United Airlines told some travel agencies that they would " no longer have continued access to United's credit card merchant agreements," effective July 20. The carrier told the agencies that if customers wish to pay by credit card, the agencies should process the transactions under their own merchant agreements and settle in cash with United through the Airlines Reporting Corp. United said agents who received the notice but continued to process transactions using United's merchant facilities would receive $75 debit memos.

The new policy applied to transactions on cards "including but not limited to Visa, MasterCard, American Express, Discover, Diner's Club and JCB cards." United's letter did not mention the UATP card, which incurs lower fees. It was unclear how many agencies received the notice from United. For several years, it has been apparent that airlines consider credit card fees the next frontier in reducing sales and distribution costs.

In January 2007, for example, Continental chief financial officer Jeffrey Misner said, "The fees are a big part of our distribution costs," and "we are looking at different methods of payment without credit cards," such as direct bank transfers. Other airline executives have expressed similar sentiments at industry conferences.

Credit card fees are in the neighborhood of 2% to 3%, and ASTA estimates that United pays about $171 million in annually in fees. The total industry credit card fee burden runs to the billions.

If United's action were widened to include more agencies, or if other carriers adopt similar policies, it is likely that some agencies would not withstand the blow.

Airlines began cutting base agency commissions in 1995 and eliminated them altogether in 2002. Credit card fees would be an out-of-pocket expense for agencies. In addition, credit cards have become the payment method of choice for airline ticket purchases. In May, ARC processed 10.7 million credit card transactions, versus 1.4 million cash transactions. Credit cards provide a measure of protection to the consumer that cash payments do not in the event that an airline ceases operations.

Kevin Mitchell, chairman of the Business Travel Coalition, noted that many travel agents "would not likely be approved for merchant agreements at all, or if approved, not at the charge volumes or affordable discount-rate levels necessary to absorb the merchant card risks from airlines.

ASTA noted that most agents access merchant services through ARC's Travel Agent Service Fee program, which was designed to process service fees and has a $500 per-transaction limit. "Even agents with their own merchant accounts are at risk to lose their merchant status with a substantial increase in average transaction price," ASTA said.

In addition, travel agents who process tickets through their own merchant agreements would now bear the burden of credit card fraud. Paul Ruden, senior vice president of legal and industry affairs at the American Society of Travel Agents, told TTU that "based on the partial information that I have, they are testing this on agencies with relatively small United volume, so the consequences would be small if this thing goes south."

He said United's potential savings on credit card fees will be diminished because many customers are likely to turn to the carrier's Web site to purchase tickets with their credit cards. However, he noted, United will save significantly more money on GDS fees if that happens. "Maybe this is partly or all about getting out from under their full-content agreements," he said. Ruden said ASTA would bring United's action to the attention of the U.S. Justice Department.

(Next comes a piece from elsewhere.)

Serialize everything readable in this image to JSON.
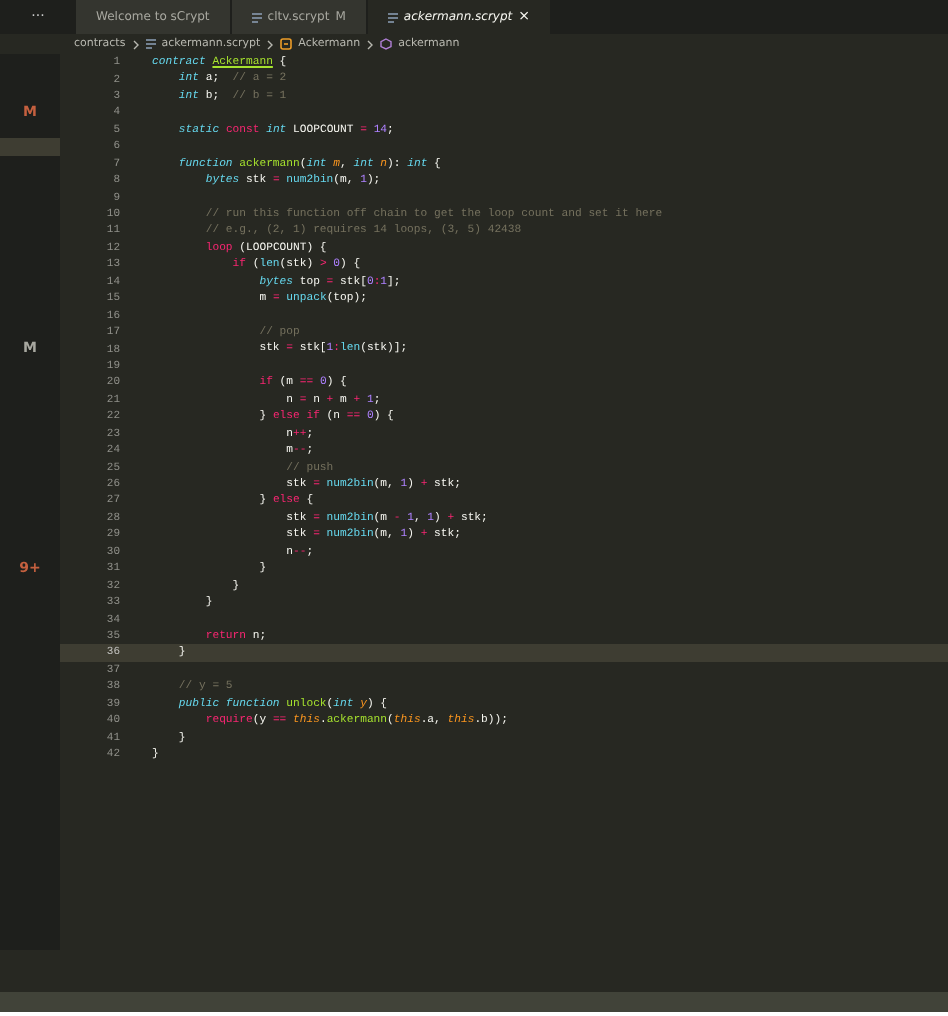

He said the move bears watching for signs that carriers are signaling their intentions to each other in violation of antitrust law.

Although executives of several airlines have complained publicly about credit card fees, United's is only the second action taken by an airline to shift any part of the burden to travel agencies. In 2002, British Airways attempted to cease acting as the credit card merchant for corporate net fares used by U.K. travelers. That led to a three-year legal battle between the carrier and American Express. British Airways gave up its effort to shift the fee burden to agents in 2005.